*** Opening Records to use ***

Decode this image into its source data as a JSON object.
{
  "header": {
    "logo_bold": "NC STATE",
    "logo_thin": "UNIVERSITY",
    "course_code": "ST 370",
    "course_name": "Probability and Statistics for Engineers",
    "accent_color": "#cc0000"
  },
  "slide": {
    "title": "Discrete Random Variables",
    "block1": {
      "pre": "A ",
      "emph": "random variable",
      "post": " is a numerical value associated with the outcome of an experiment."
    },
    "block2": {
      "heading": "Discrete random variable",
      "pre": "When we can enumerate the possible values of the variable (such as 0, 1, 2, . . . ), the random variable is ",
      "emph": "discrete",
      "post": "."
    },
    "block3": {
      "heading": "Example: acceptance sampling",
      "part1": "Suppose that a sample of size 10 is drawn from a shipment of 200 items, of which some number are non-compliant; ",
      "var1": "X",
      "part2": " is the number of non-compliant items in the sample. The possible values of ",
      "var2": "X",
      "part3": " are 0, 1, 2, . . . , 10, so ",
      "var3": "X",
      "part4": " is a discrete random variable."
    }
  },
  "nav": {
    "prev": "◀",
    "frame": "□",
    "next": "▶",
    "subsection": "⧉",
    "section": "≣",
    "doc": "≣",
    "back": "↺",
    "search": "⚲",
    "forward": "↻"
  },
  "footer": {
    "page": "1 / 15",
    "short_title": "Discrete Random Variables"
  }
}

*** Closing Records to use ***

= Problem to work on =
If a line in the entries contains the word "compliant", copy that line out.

= Solution to this problem =
      "part1": "Suppose that a sample of size 10 is drawn from a shipment of 200 items, of which some number are non-compliant; ",
      "part2": " is the number of non-compliant items in the sample. The possible values of ",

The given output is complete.